Here I sit, in my old PT cruiser, awaiting my spawn. I have this little bonsai pot sitting in my drink holder beside me.
It’s not much, really. It’s what they call a “production pot”. I do believe it’s Japanese, which means it’s most likely from the city of Tokoname, Japan, in the Aichi prefecture. I find it funny that many people think a Tokoname pot is special, considering that the most famous output from the city, in terms of ceramics, are those goofy Lucky Cats that wave at you as you sit at the sushi bar eating raw fish.
Well, those cats and toilets.
Anyway. I like the pot.
I have a weakness for interesting pots.
Here’s one I won in a Facebook auction, from Josh Jeram
I’ve been watching his work and this one came up so I jumped on it quick. Damned fine construction and the glaze is sweet. Give me a good handmade bonsai pot any day.
I’ve used many types of containers for training purposes. Chopped down black nursery cans, 5 gallon buckets, cement mixing tubs. But this is not the best container to use.
It’s a colander.
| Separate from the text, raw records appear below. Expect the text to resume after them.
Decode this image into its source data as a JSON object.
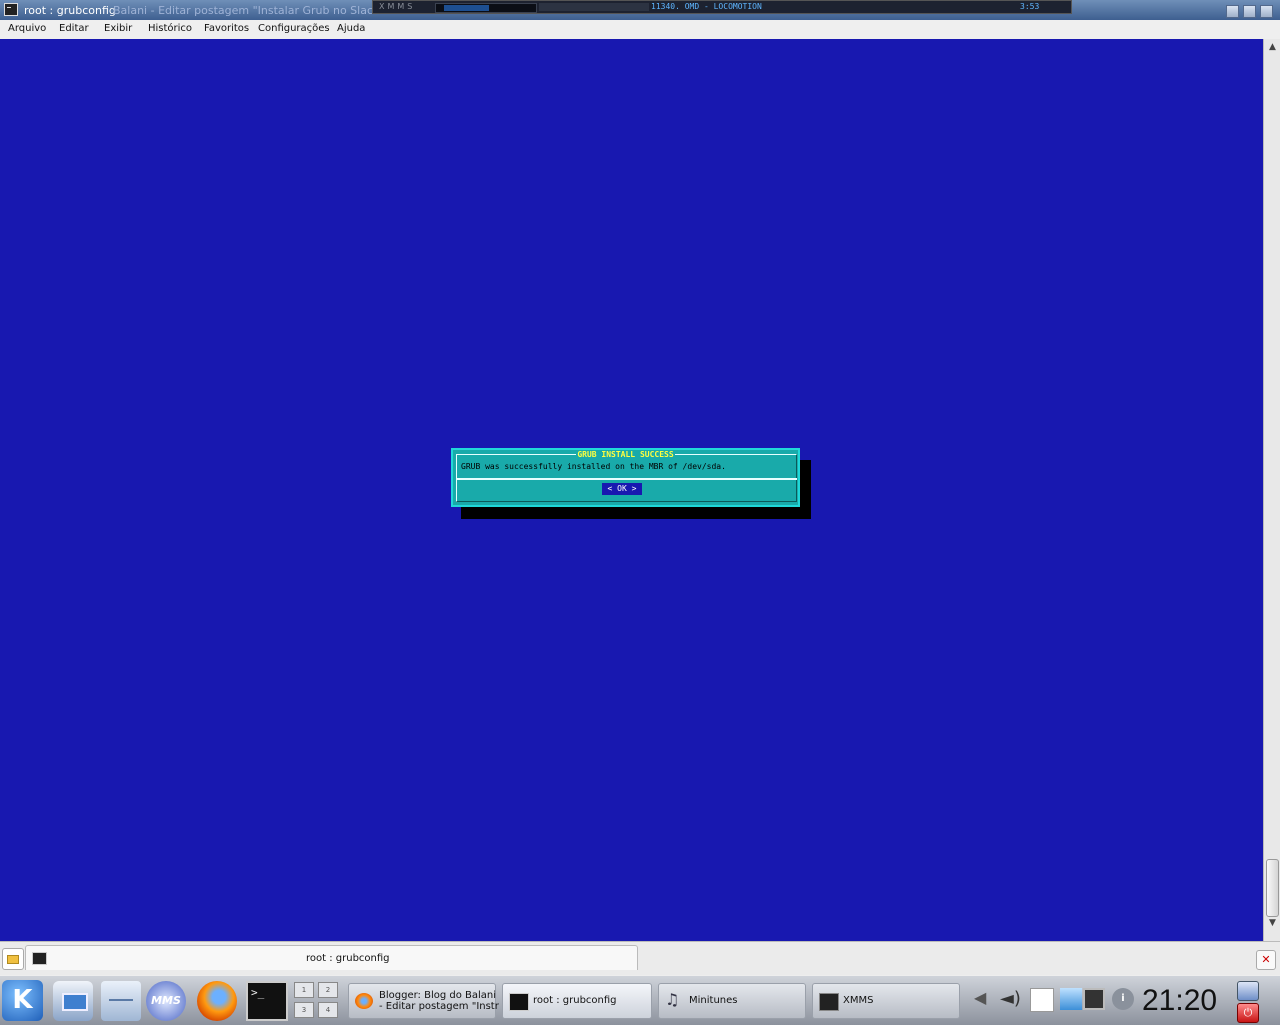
{
  "window": {
    "title_active": "root : grubconfig",
    "title_rest": "Balani - Editar postagem \"Instalar Grub no Slack"
  },
  "xmms_bar": {
    "label": "XMMS",
    "track": "11340. OMD - LOCOMOTION",
    "time": "3:53"
  },
  "menu": {
    "items": [
      "Arquivo",
      "Editar",
      "Exibir",
      "Histórico",
      "Favoritos",
      "Configurações",
      "Ajuda"
    ]
  },
  "dialog": {
    "title": "GRUB INSTALL SUCCESS",
    "message": "GRUB was successfully installed on the MBR of /dev/sda.",
    "ok_label": "<  OK  >",
    "colors": {
      "background": "#19aaaa",
      "title": "#ffff40",
      "screen": "#1818b0"
    }
  },
  "konsole_tab": {
    "label": "root : grubconfig"
  },
  "taskbar": {
    "pager": [
      "1",
      "2",
      "3",
      "4"
    ],
    "tasks": [
      {
        "line1": "Blogger: Blog do Balani",
        "line2": "- Editar postagem \"Instr"
      },
      {
        "label": "root : grubconfig"
      },
      {
        "label": "Minitunes"
      },
      {
        "label": "XMMS"
      }
    ],
    "mms_label": "MMS",
    "terminal_icon_text": ">_",
    "clock": "21:20"
  }
}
A Betty Crocker brand colander, to be precise.
I know they are all the rage at the moment (the colander allows the trees roots to escape out of the drain holes, then the roots dry out, essentially pruning them, so you don’t get circling roots. It’s a valid growing technique, but be careful because the tree grows so many roots, they get root bound fast) but colanders aren’t really meant for outdoor use. Get yourself a pond basket or a root maker nursery container. They’re readily available and designed for many years of use.
A colander may be cheap but, yeah, no…
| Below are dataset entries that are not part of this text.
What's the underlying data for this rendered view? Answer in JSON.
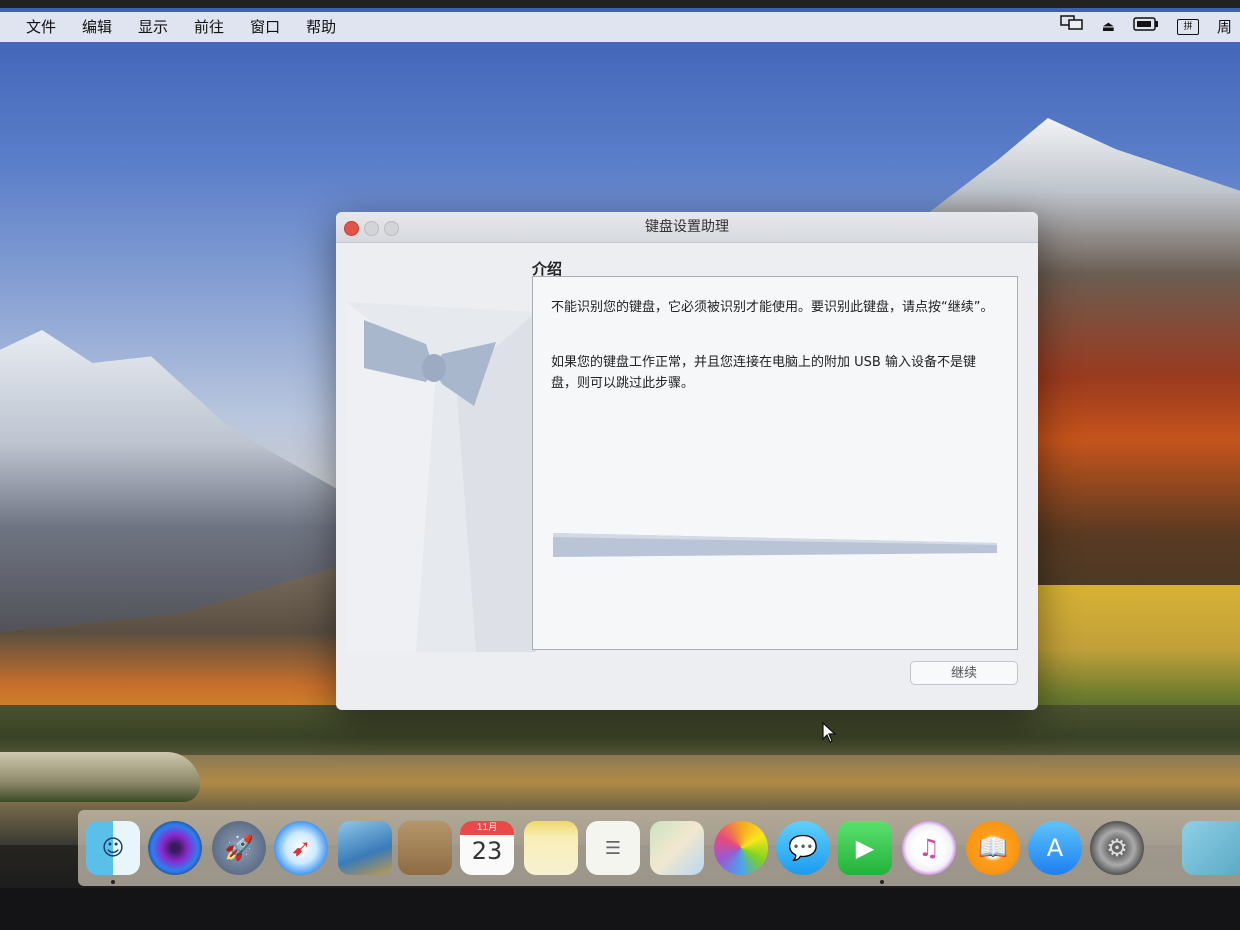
{
  "menubar": {
    "items": [
      "文件",
      "编辑",
      "显示",
      "前往",
      "窗口",
      "帮助"
    ],
    "right_icons": [
      "display-mirroring-icon",
      "eject-icon",
      "battery-icon",
      "input-method-icon"
    ],
    "clock_fragment": "周"
  },
  "window": {
    "title": "键盘设置助理",
    "section_title": "介绍",
    "paragraph_1": "不能识别您的键盘，它必须被识别才能使用。要识别此键盘，请点按“继续”。",
    "paragraph_2": "如果您的键盘工作正常，并且您连接在电脑上的附加 USB 输入设备不是键盘，则可以跳过此步骤。",
    "continue_label": "继续"
  },
  "dock": {
    "apps": [
      "finder",
      "siri",
      "launchpad",
      "safari",
      "photo-booth",
      "contacts",
      "calendar",
      "notes",
      "reminders",
      "maps",
      "photos",
      "messages",
      "facetime",
      "itunes",
      "ibooks",
      "app-store",
      "system-preferences",
      "downloads"
    ],
    "calendar_month": "11月",
    "calendar_day": "23"
  }
}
There are many good plastic bonsai pots I use for training purposes.
This one is sturdy, it drains well.
And they’re inexpensive. But those are just for training.
Here’s a pot by a local Florida potter, Trudy Von Linsowe. I got it at the last Bonsai Societies of Florida convention. your regional convention attracts all types of bonsai potters, take a trip.
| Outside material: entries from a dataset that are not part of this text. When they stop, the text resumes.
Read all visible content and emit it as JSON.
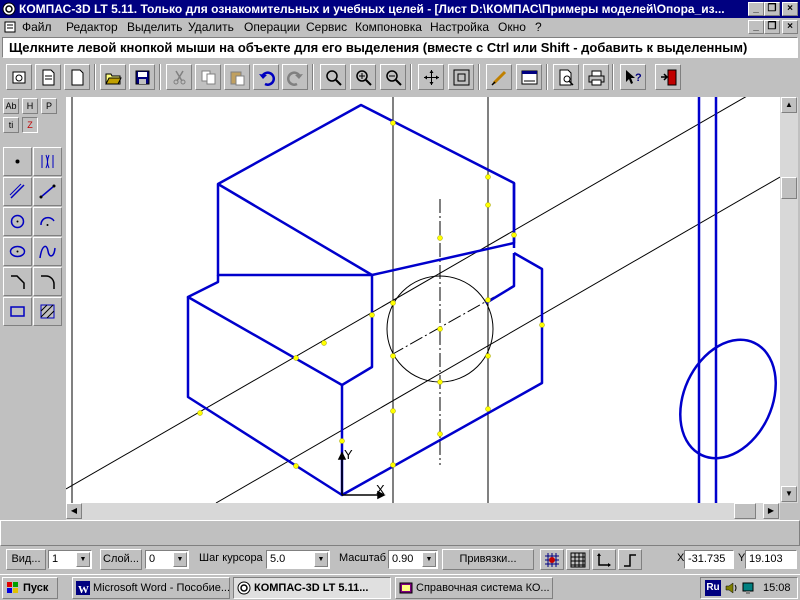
{
  "window": {
    "title": "КОМПАС-3D LT 5.11. Только для ознакомительных и учебных целей - [Лист D:\\КОМПАС\\Примеры моделей\\Опора_из..."
  },
  "menubar": {
    "items": [
      "Файл",
      "Редактор",
      "Выделить",
      "Удалить",
      "Операции",
      "Сервис",
      "Компоновка",
      "Настройка",
      "Окно",
      "?"
    ]
  },
  "hint": "Щелкните левой кнопкой мыши на объекте для его выделения (вместе с Ctrl или Shift - добавить к выделенным)",
  "toolbar": {
    "buttons": [
      "new-3d",
      "new-doc",
      "new-blank",
      "open",
      "save",
      "cut",
      "copy",
      "paste",
      "undo",
      "redo",
      "zoom",
      "zoom-in",
      "zoom-out",
      "pan",
      "fit-all",
      "refresh",
      "properties",
      "preview",
      "print",
      "help",
      "exit"
    ]
  },
  "leftpanel": {
    "tabs": [
      "Ab",
      "H",
      "P",
      "ti",
      "Z"
    ],
    "tools": [
      "point",
      "aux-line",
      "segment",
      "segment-2",
      "circle",
      "arc",
      "ellipse",
      "curve",
      "chamfer",
      "fillet",
      "rectangle",
      "hatch"
    ]
  },
  "status": {
    "view_label": "Вид",
    "view_value": "1",
    "layer_label": "Слой",
    "layer_value": "0",
    "step_label": "Шаг курсора",
    "step_value": "5.0",
    "scale_label": "Масштаб",
    "scale_value": "0.90",
    "snaps_label": "Привязки",
    "x_label": "X",
    "x_value": "-31.735",
    "y_label": "Y",
    "y_value": "19.103"
  },
  "canvas": {
    "axis_y": "Y",
    "axis_x": "X",
    "colors": {
      "model": "#0000cc",
      "aux": "#000000",
      "point": "#ffff00"
    }
  },
  "taskbar": {
    "start": "Пуск",
    "tasks": [
      "Microsoft Word - Пособие...",
      "КОМПАС-3D LT 5.11...",
      "Справочная система КО..."
    ],
    "lang": "Ru",
    "clock": "15:08"
  }
}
Trudy is awesome. On this container, the construction is great and the glaze is sublime.
A faded red, almost a wash.
And here’s another sweet pot from new bonsai potter (but an experienced ceramics artist) Barbara Bonaduce. This was purchased by my client, Janice, and we just put a Helen Johnson Bougie in it. Barbara knows glazes, being experienced beyond just bonsai containers.
In fact, she’s perfected the “gold” glaze that some people think is so difficult.
It is difficult to photograph
Especially with an iPhone 6s.
And one more plug for a friend, the gentleman we call Guaracha.
Go check out his Instagram page
Here is a simple Chinese pot. It’s a better quality than average pot. The lines are sharp, the finish is smooth.
It works too. Why do we use shallow containers for bonsai? It’s a valid question but many people don’t know the real reason.
They’ll say that a shallow pot “dwarfs” the tree. Or keeps it from growing tall (a splitting of a hair but those are two different things).
The only reason we use bonsai pots are just to make the tree look bigger. It’s an illusion of framing. The more shallow a pot, the larger the trunk looks.
Here’s an example from earlier in the year. A Brazilian Raintree from this post. I didn’t end up using the pot below, but these two pics illustrate my concept. It’s just a trick of perspective.
What’s funny is that all of the horticultural techniques we use in shaping the trees, from soil ingredients to fertilizing strategies, come from the artistic principle of framing the view to make the tree look bigger.
Let’s get back to that first pot that started my rambling.
It looks ancient.
It could be as much as 30-40 years old. To my son that’s ancient I guess. Or it could be only a year or two old. But bonsai has been practiced for about a thousand years, in one form or another. We don’t have many pots from that time, but the ones that have survived, are cherished. I’m not one to like something just because it’s old.
I like this little pot.
I like all the new pots I showed above (except the Betty Crocker one)
To me, the container and what a person likes, is a personal thing. I don’t question what you’ve chosen unless you ask me my opinion.
And that attitude is not a surprise to my loyal readers. If you like a pink pot, use a pink pot. Just make sure it conveys the idea that you are trying to illustrate. If you are showing a bald cypress, and it’s in a swamp style, a blue pot, indicative of water, may be the color you should use.
Bonsai is, after all, a representational Art.